Dogecoin—based on an infamous meme showing a Shiba Inu dog—succeeded against the odds after Palmer left in 2015. Although conceived as a joke, its super-active community, low price and low transaction costs mean that it’s stayed, doggedly, in the top 40 most valuable coins. Elon Musk is among its fans and has called it his favorite crypto. He even stood in as its joke CEO last year.
But Palmer is still revered by Dogecoin’s many fans. Until April 2019, he still hosted a successful podcast, geared towards educating people about crypto, and was an astute voice on Crypto Twitter. But now he’s turned his back on crypto—and financial applications for decentralized technology— altogether.
A world changing technology

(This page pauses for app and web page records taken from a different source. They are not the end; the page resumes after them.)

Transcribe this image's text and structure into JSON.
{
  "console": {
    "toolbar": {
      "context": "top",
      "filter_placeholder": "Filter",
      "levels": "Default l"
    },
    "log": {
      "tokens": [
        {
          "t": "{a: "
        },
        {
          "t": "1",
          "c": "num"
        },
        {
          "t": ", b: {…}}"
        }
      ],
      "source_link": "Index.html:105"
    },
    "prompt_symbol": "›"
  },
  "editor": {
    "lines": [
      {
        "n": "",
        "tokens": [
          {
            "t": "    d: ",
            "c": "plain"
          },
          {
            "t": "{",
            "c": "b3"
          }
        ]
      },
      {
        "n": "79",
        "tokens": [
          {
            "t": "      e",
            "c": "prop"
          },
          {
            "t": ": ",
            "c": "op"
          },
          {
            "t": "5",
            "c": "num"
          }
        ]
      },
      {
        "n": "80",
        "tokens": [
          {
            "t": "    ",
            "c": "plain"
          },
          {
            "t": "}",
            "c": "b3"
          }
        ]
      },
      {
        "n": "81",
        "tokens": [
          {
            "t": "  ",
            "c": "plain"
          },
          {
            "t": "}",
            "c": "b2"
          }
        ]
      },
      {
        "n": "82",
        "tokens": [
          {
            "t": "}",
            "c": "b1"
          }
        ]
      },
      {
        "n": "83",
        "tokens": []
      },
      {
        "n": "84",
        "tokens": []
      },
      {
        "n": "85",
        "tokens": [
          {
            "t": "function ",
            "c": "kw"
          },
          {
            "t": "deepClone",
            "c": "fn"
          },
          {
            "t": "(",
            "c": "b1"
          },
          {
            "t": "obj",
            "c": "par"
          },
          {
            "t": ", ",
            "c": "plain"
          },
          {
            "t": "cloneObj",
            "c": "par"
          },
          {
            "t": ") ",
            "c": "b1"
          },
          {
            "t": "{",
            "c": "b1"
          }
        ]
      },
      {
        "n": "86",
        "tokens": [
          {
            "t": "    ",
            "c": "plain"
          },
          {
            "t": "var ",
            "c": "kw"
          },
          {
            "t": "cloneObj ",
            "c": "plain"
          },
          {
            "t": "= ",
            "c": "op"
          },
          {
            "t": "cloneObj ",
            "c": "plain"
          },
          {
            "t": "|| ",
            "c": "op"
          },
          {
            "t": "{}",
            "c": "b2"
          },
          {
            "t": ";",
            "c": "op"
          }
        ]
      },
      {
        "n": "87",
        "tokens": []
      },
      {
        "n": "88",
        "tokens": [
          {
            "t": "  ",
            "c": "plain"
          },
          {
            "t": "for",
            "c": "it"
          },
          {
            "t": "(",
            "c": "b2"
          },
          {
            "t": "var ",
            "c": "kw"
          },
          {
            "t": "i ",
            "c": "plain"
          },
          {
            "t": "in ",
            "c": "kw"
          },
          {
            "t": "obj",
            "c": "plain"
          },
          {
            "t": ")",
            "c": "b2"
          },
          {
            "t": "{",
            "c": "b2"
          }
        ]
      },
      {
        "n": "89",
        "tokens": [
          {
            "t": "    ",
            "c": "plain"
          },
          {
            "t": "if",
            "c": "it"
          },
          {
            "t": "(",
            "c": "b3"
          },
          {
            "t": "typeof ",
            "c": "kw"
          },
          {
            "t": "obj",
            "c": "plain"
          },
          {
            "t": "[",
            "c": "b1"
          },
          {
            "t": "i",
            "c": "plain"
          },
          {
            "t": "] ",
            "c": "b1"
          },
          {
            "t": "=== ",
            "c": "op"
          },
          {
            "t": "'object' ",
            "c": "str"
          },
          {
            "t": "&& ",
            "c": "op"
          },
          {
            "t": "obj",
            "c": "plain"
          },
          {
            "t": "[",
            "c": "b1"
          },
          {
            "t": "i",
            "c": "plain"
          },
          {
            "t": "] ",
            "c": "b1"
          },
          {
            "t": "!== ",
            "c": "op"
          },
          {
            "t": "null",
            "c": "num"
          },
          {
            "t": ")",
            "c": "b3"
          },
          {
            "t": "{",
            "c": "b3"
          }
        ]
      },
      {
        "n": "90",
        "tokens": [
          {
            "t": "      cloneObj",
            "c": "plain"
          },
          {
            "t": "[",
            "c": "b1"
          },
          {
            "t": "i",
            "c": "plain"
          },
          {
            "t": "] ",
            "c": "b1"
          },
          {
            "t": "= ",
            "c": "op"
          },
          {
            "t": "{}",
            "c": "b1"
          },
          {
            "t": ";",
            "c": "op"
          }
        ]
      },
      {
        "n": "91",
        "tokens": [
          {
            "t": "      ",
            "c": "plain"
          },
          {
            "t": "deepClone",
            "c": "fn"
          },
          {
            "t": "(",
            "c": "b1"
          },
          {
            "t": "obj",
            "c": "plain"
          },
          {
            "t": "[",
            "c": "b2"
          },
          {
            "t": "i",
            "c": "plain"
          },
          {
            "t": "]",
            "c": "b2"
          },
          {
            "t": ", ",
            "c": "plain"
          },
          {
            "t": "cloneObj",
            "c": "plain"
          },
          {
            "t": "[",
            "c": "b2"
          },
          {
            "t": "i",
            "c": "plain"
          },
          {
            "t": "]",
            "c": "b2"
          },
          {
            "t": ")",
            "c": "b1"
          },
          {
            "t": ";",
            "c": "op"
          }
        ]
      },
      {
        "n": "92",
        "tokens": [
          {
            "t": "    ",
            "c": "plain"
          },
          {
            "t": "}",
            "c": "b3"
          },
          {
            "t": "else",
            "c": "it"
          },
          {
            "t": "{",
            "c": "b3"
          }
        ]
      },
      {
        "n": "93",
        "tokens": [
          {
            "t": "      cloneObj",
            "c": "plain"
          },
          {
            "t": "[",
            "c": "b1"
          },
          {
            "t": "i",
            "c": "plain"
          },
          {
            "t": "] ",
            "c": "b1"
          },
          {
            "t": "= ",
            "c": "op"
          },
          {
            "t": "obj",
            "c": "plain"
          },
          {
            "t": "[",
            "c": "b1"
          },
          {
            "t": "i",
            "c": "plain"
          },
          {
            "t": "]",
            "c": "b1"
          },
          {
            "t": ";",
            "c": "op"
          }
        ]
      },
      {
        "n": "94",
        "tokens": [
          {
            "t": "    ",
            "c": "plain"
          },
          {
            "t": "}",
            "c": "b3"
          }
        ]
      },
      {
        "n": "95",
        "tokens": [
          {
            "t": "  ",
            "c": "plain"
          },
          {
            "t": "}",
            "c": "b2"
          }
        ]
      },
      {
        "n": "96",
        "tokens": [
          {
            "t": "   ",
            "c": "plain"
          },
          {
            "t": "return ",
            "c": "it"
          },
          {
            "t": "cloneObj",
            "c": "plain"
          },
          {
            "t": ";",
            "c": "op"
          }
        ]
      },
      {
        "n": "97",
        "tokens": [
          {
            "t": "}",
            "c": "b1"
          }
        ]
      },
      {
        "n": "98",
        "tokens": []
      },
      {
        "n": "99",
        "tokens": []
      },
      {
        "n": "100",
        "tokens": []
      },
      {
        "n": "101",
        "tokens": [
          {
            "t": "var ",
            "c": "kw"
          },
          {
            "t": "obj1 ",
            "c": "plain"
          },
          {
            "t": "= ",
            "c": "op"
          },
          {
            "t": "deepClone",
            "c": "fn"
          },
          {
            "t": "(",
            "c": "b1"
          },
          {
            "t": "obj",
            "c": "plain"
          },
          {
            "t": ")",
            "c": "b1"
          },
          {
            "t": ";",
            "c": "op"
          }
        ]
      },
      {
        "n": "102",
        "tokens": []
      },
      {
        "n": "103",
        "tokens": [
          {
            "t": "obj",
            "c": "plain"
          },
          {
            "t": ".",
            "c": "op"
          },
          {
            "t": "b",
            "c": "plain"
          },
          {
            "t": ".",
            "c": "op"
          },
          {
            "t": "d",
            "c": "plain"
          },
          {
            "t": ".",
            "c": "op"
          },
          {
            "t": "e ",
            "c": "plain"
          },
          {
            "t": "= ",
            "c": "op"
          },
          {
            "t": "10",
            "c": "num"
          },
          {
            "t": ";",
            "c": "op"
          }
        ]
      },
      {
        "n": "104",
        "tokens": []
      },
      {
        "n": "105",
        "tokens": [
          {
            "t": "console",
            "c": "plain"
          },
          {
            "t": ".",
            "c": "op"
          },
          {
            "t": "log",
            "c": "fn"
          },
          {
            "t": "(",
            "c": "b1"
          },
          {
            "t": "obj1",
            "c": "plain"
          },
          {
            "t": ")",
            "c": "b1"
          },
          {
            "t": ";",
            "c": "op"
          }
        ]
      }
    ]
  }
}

“Decentralization lends itself to much bigger world changing things like decentralized communications, and encrypted communications, because it’s that kind of technology that can be used to organise a revolution, organise people, and change the world,” said Palmer.
He explained that, up until a year ago, he was confident that the financial industry could be recreated on top of a new tech stack, but that hasn’t really happened. He thinks that people are likely to not need money at all, once everyone's needs are taken care of.
But the components of decentralized tech—asymmetric encryption, Merkel Trees and hash chains—still have valuable applications for things like encrypted messaging and the signature and providence of signed assets, he said.
"You can’t argue with the objective fact that it’s over a decade and not much has happened in the grand scheme of things. Number’s gone up but the money is seemingly just moving around between people who are passionate about it,” he said.
It’s not meant to be disparaging, he said. “I just think that it makes no sense for people to have this devotion to it. It’s just a technology—cool your jets,” was his advice to the crypto faithful.
Dodging crypto Twitter
Social media has proven to be something of a double-edged sword for Palmer. At the beginning, he said he found it flattering to be thrust into the limelight, as the creator of Dogecoin. But it quickly became a bind to have his every opinion challenged.
It was his disappointment in the drama of social media that led Palmer to abandon Twitter, YouTube and all his other social media platforms last year, he said, adding that crypto Twitter would be a great study into mass indoctrination and hysteria.
“It stopped being fun. I was worn out trying to educate people, only to be disappointed when it all descended into drama,” he explained. The ultimate turning point for him was impersonators—who made it difficult for him to delete his account.
Since abandoning social media, Palmer said he’s taken up other, less stressful, hobbies—like video games.
And he sleeps better too.